Requirement:
Look through the material below and return every line that contains "JSON".

^^^^

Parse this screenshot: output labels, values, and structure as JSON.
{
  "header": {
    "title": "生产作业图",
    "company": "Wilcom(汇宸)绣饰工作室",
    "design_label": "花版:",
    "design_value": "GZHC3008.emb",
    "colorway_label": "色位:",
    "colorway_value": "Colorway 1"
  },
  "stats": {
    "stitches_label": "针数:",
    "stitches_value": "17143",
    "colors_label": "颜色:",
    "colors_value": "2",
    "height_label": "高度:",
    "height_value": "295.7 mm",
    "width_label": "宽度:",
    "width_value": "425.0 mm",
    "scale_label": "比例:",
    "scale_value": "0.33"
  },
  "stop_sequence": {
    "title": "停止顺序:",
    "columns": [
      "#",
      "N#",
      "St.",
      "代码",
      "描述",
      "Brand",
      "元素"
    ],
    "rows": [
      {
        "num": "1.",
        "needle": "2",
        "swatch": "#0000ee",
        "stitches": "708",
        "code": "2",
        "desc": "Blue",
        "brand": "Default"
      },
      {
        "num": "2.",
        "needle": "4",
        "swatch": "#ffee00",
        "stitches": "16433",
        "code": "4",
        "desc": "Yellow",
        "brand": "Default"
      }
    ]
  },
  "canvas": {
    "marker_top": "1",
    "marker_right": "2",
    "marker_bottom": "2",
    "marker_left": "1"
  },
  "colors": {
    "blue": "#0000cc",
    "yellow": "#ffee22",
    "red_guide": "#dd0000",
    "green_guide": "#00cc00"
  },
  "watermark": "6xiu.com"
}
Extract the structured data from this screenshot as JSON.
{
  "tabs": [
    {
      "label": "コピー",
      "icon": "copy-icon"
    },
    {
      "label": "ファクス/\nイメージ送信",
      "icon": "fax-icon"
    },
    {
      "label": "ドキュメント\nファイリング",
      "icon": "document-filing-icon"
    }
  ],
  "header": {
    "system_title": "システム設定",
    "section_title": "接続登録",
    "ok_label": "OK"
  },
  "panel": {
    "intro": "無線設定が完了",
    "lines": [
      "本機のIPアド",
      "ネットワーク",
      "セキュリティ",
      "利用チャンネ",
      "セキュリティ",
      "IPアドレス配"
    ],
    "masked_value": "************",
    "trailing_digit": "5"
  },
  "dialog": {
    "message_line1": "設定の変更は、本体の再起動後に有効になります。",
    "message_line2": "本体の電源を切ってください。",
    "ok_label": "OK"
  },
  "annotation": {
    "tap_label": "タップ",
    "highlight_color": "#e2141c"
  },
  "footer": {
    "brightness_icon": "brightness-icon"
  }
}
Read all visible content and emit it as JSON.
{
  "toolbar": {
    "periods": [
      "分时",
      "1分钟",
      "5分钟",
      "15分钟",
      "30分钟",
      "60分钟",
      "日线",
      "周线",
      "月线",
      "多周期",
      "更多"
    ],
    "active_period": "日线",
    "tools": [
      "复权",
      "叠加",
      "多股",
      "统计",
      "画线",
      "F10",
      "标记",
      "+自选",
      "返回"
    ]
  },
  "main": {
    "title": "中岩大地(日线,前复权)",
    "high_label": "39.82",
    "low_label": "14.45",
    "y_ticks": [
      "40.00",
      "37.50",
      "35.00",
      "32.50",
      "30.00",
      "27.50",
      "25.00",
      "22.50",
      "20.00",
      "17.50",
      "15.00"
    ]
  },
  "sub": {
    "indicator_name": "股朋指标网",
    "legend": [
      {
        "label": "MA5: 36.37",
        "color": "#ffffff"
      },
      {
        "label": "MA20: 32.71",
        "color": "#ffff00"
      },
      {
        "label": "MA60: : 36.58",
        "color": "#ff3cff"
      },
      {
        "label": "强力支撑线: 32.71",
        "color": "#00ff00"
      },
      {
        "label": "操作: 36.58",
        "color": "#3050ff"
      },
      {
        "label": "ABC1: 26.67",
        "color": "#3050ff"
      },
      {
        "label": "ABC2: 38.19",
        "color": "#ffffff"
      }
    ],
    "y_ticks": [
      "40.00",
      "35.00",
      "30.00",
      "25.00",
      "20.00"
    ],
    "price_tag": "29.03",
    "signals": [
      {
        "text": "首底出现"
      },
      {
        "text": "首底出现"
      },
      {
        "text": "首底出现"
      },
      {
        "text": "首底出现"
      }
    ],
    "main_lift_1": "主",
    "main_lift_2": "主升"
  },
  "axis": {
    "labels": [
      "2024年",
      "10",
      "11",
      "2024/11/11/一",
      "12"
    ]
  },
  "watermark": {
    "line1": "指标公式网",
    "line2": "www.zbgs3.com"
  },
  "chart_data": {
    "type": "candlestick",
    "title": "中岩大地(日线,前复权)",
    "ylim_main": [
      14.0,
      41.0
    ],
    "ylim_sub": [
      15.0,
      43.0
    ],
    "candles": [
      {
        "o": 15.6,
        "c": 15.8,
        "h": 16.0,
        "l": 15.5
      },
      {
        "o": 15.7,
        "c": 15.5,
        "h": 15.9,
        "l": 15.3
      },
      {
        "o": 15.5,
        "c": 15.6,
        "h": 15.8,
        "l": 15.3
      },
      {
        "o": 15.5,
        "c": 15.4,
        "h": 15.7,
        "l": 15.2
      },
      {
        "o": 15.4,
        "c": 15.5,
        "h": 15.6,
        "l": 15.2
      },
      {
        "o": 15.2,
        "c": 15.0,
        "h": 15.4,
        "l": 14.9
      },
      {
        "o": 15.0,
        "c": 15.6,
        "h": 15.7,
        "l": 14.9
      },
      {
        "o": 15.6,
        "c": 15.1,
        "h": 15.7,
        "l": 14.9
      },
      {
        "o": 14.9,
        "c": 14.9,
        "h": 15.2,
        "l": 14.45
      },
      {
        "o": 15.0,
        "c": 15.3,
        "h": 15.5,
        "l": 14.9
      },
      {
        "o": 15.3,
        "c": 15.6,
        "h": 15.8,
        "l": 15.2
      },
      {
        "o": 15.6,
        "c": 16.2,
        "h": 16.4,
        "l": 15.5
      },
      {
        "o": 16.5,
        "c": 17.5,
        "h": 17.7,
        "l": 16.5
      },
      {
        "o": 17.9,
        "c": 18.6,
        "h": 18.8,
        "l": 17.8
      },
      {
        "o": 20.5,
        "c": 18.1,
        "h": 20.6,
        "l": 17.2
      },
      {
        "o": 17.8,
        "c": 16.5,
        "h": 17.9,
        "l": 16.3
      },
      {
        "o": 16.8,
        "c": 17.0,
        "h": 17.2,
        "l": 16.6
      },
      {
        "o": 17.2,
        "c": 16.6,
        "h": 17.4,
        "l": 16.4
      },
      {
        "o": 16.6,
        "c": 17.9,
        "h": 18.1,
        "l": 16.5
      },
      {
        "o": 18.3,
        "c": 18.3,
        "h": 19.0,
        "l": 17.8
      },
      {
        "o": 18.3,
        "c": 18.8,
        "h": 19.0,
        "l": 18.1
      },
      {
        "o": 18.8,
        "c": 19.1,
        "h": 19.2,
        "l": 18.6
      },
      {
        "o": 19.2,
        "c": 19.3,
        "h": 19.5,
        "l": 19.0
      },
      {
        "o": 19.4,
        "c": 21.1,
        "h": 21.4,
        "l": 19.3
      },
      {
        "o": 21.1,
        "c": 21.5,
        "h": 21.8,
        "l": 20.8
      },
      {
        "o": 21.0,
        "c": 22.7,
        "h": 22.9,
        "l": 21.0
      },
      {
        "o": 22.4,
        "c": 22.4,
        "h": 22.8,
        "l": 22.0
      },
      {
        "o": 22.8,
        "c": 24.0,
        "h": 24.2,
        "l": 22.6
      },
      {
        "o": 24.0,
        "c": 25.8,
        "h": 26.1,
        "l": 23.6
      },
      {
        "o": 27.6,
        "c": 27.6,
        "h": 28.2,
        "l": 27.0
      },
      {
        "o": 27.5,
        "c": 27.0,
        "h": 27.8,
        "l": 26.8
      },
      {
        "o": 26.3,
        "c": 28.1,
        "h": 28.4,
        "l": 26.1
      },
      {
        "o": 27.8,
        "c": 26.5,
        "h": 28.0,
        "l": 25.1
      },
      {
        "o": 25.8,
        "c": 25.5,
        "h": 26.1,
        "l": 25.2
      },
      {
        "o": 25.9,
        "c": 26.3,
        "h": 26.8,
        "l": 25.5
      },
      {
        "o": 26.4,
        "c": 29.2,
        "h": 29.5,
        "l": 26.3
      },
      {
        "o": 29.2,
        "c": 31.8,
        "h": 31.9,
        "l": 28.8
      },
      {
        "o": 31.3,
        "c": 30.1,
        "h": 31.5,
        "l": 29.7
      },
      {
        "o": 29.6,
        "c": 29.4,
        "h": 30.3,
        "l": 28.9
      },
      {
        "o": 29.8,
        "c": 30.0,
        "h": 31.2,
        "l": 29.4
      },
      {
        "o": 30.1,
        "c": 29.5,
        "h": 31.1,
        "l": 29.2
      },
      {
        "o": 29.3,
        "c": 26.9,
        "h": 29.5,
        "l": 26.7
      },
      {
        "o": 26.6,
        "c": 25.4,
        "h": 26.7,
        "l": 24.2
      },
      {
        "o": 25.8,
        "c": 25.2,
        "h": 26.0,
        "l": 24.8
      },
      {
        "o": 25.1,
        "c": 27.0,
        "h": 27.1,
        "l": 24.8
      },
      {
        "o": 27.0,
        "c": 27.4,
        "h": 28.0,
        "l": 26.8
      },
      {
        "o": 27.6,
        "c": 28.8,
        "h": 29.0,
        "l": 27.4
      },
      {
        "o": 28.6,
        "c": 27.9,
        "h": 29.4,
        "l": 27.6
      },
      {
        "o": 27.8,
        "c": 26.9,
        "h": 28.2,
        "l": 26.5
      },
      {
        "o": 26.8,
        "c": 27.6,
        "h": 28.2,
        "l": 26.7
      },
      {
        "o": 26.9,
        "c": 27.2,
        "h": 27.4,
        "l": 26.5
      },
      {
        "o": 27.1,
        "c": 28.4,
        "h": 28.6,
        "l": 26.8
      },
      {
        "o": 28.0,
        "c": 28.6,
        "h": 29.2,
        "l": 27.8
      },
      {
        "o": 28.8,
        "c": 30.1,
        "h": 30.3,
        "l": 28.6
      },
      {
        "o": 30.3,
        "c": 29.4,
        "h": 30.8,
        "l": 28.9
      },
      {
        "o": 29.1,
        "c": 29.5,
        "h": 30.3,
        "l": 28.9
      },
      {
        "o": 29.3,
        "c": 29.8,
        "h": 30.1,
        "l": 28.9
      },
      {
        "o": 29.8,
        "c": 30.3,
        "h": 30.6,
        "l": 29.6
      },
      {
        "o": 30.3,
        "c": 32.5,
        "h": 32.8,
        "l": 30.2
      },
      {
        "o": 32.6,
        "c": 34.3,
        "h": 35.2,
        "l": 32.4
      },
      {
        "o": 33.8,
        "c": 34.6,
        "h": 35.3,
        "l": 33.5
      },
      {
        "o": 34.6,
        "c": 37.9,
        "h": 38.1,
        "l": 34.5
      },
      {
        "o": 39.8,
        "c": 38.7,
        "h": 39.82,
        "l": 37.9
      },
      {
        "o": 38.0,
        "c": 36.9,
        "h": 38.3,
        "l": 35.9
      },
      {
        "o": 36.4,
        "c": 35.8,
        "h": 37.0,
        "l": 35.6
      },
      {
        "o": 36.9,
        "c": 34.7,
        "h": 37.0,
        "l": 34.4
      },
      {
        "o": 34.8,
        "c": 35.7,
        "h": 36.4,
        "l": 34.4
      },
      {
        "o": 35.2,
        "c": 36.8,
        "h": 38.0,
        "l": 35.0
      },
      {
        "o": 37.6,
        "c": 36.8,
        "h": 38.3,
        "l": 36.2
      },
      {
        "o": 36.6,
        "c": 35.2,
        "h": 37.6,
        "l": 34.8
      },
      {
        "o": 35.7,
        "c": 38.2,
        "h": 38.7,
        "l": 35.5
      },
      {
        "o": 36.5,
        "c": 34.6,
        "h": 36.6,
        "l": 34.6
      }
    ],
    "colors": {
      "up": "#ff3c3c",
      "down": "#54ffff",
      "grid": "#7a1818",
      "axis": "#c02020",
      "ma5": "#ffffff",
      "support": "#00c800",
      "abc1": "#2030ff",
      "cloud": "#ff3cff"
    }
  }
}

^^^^

Result for this exercise:
Parse this screenshot: output labels, values, and structure as JSON.
Extract the structured data from this screenshot as JSON.
Read all visible content and emit it as JSON.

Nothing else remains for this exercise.